British Popular Customs Past and Present: Illustrating the Social and Domestic Manners of the People.
‘At Easter the more ordinary sort of people meet near the ale-house in the afternoon, or some convenient spot of ground and dance for the cake; here to be sure the piper fails not of diligent attendance; the cake to be danced for is provided at the charge of the ale-wife, and is advanced on a board on the top of a pike about ten foot high; this board is round, and from it riseth a kind of garland, beset and tied round with meadow flowers, if it be early in the summer, if later, the garland has the addition of apples set round on pegs fastened onto it; the whole number of dancers begin all at once in a large ring, a man and a woman, and dance round about the bush, so is this garland called, and the piper, as long as they are able to hold out; they that hold out longest at the exercise, win the cake and apples, and then the ale-wife’s trade goes on.’
A Chorographical Description of the County of West-Meath

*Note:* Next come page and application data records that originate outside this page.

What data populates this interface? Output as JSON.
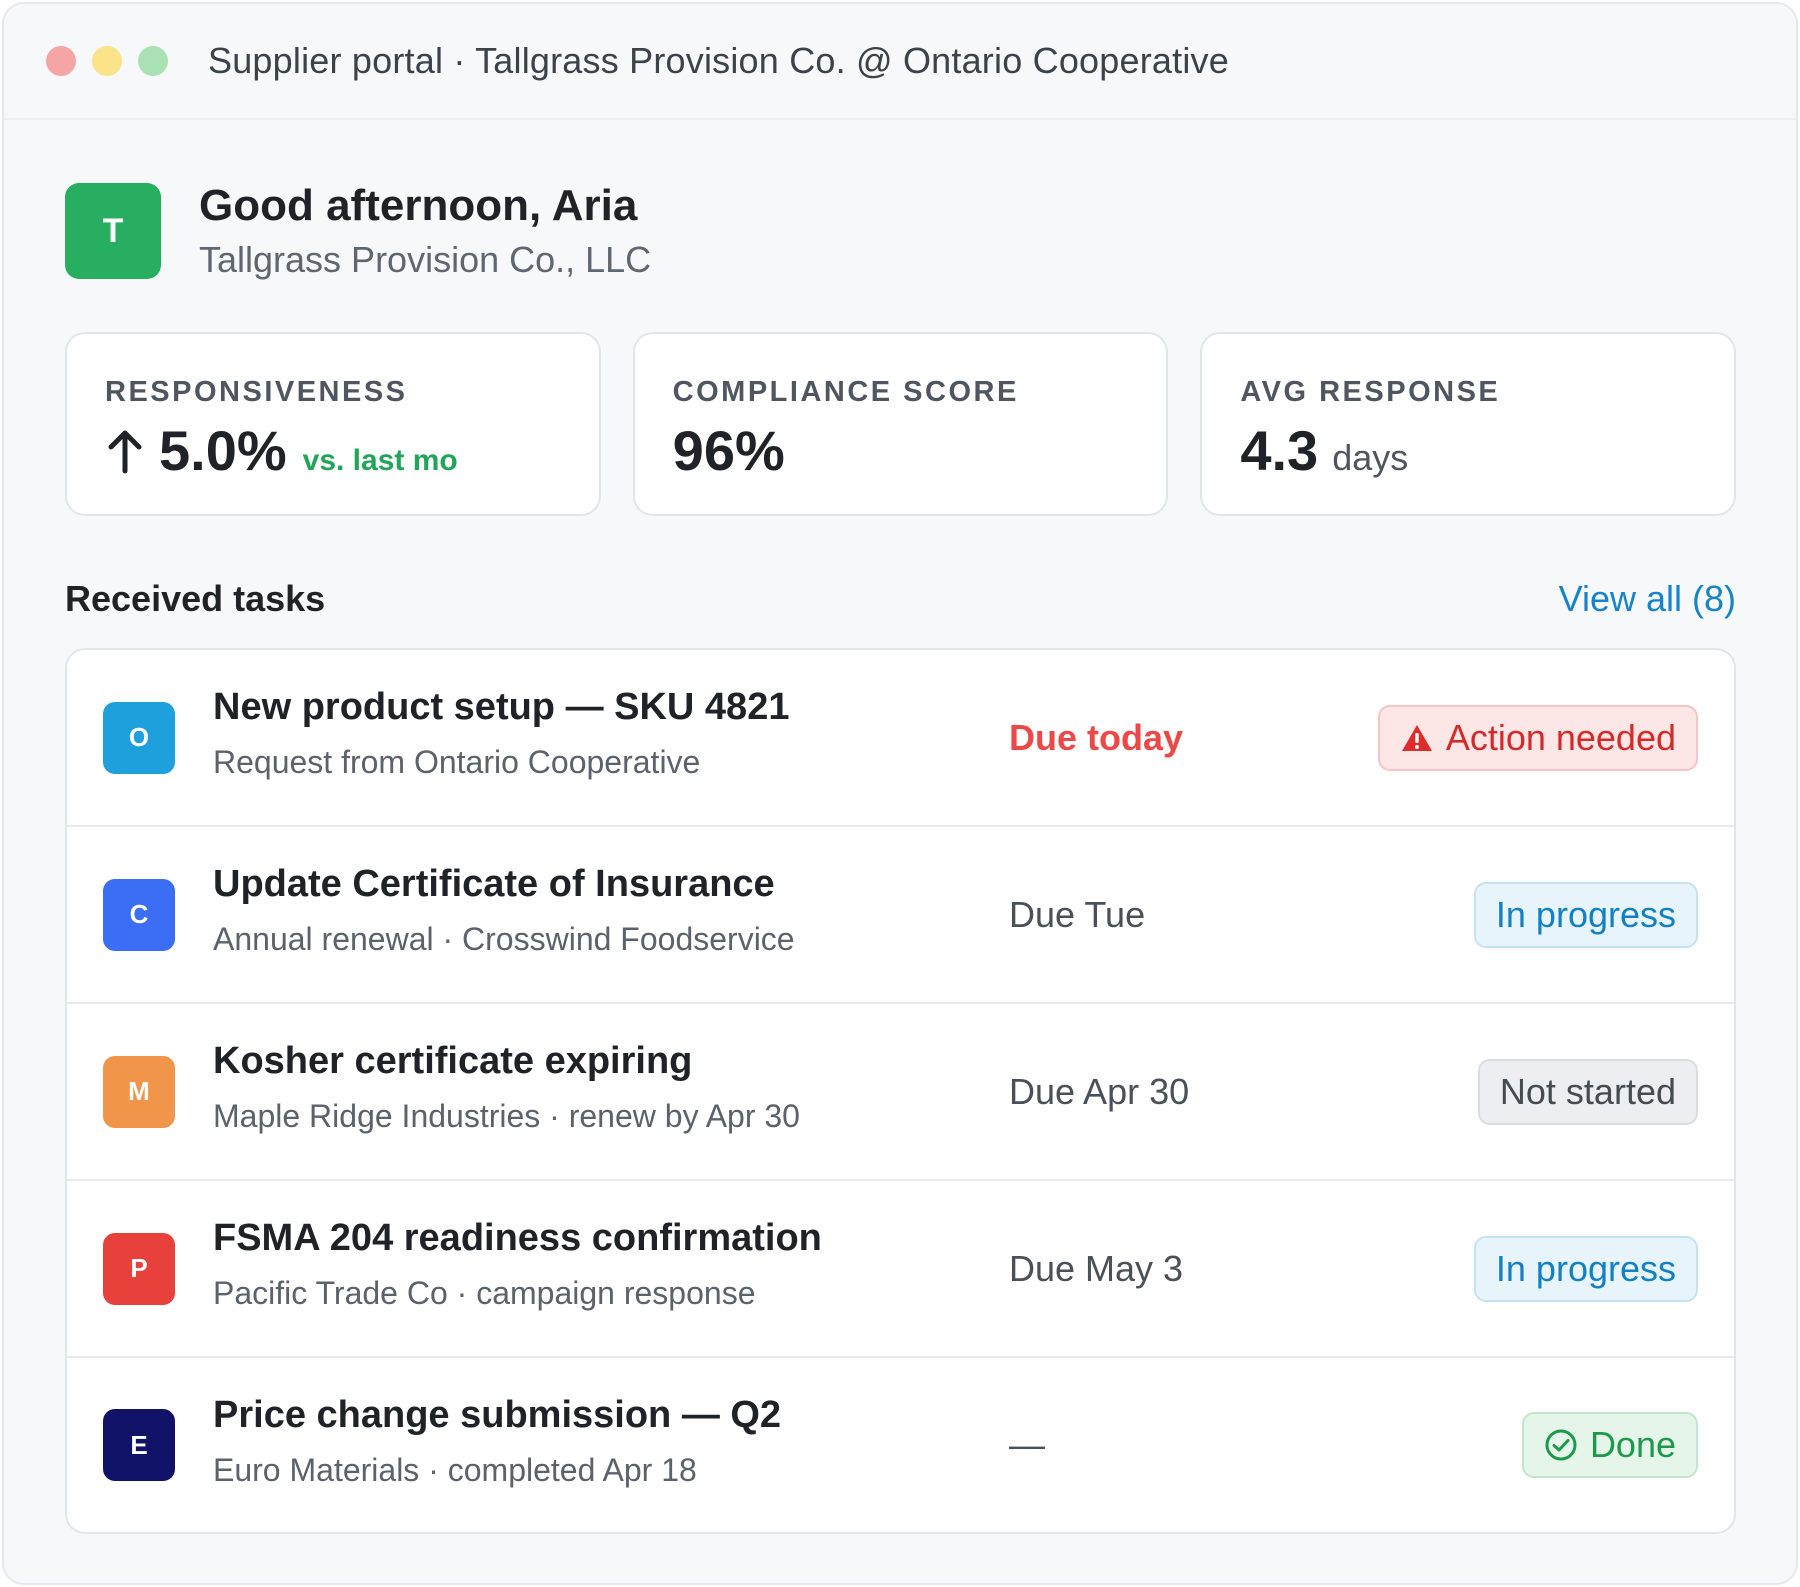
{
  "window": {
    "title": "Supplier portal · Tallgrass Provision Co. @ Ontario Cooperative"
  },
  "greeting": {
    "avatar_letter": "T",
    "title": "Good afternoon, Aria",
    "company": "Tallgrass Provision Co., LLC"
  },
  "stats": [
    {
      "label": "RESPONSIVENESS",
      "value": "5.0%",
      "delta": "vs. last mo",
      "icon": "arrow-up-icon"
    },
    {
      "label": "COMPLIANCE SCORE",
      "value": "96%"
    },
    {
      "label": "AVG RESPONSE",
      "value": "4.3",
      "unit": "days"
    }
  ],
  "tasks": {
    "title": "Received tasks",
    "view_all": "View all (8)",
    "items": [
      {
        "letter": "O",
        "color": "#1ea0dd",
        "title": "New product setup — SKU 4821",
        "subtitle": "Request from Ontario Cooperative",
        "due": "Due today",
        "status": "Action needed",
        "status_type": "action"
      },
      {
        "letter": "C",
        "color": "#3b6ef5",
        "title": "Update Certificate of Insurance",
        "subtitle": "Annual renewal · Crosswind Foodservice",
        "due": "Due Tue",
        "status": "In progress",
        "status_type": "progress"
      },
      {
        "letter": "M",
        "color": "#f0954a",
        "title": "Kosher certificate expiring",
        "subtitle": "Maple Ridge Industries · renew by Apr 30",
        "due": "Due Apr 30",
        "status": "Not started",
        "status_type": "notstarted"
      },
      {
        "letter": "P",
        "color": "#e8403b",
        "title": "FSMA 204 readiness confirmation",
        "subtitle": "Pacific Trade Co · campaign response",
        "due": "Due May 3",
        "status": "In progress",
        "status_type": "progress"
      },
      {
        "letter": "E",
        "color": "#0f1266",
        "title": "Price change submission — Q2",
        "subtitle": "Euro Materials · completed Apr 18",
        "due": "—",
        "status": "Done",
        "status_type": "done"
      }
    ]
  }
}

‘The people of the town kept the fast of Lent so manfully that no meat was eaten there during Lent. This greatly set back the killers of beef, the butchers, and on each Easter Saturday, when their good season was returning they bought a herring, and hung it upon a straight strong lath nine feet long. Then they got big long rods and walked through the town from Gallows Hill to the Big Bridge, beating the poor herring until hardly a fin was left. On reaching the bridge they hurled the horrid herring into the water with insult, and hung up a quarter of lamb decorated with ribbons and flowers in its place, and went back to the market place, playing tunes and loudly boasting to each other.’
Claidheamh Soluis, 12 April 1902
The tradition of Whipping the Herring was once widespread in the towns of east of Ireland, whilst the chosen date of the festivities varied, in different towns, between Easter Saturday, Sunday or Monday.
Good Friday marks the last day of Lent, and traditionally it was the strictest day of abstinence in the Lentern season. As far back as the early nineteenth century Good Friday was also known as the “the Black Fast” and/or “hAoine an Chéasta” (Friday of Torture, Good Friday), the latter name in reference to the torture Jesus Christ suffered while being crucified.
Despite the bleak names previously attached to Good Friday it was seldom a day of complete fasting. On the Blasket Islands limpets and winkles, and other sea foods were collected from the strand, while in the south-east of Ireland bread or dry potatoes seem to have been the choice of sustenance for the day. In west-midland areas, however, a near total fast was observed on Good Friday, where all members of the family, including infants at the breast, refrained from taking any food from midnight till noon – while adults often continued their fast for the remainder of the day.
As a day of religious observance, work was avoided, and activity around the house was restricted to cleaning. The children and men of the household went barefoot, while women wore their hair loose. Good Friday was also a day for communal devotion. Graveyards were visited, where prayers were offered up for the souls of the dead, while at holy wells rounds were performed on this day in remembrance of the sacrifice of Jesus Christ on the cross.
‘It is in April that the cuckoo, corncrake and swallow arrive, and it is the custom when one first hears the cuckoo or corncrake, or sees a swallow, to say “May we all be alive and in God’s grace next year. Amen,” or literally “May we all be alive this time again. Amen.”
If one hears the cuckoo from behind, and in the right ear, and also finds some hairs (at the same time) under his right foot, such a one will be lucky for that year. If the cuckoo is first heard in the left ear it is an unlucky sign. Should the sowing of oats be deferred from any cause until the coming of the cuckoo, such sowing is invariably known as “cuckoo oats,” and is thus designated to mark the lazyness of that particular farmer.’
Journal of the Cork Historical & Archaeological Society, 1896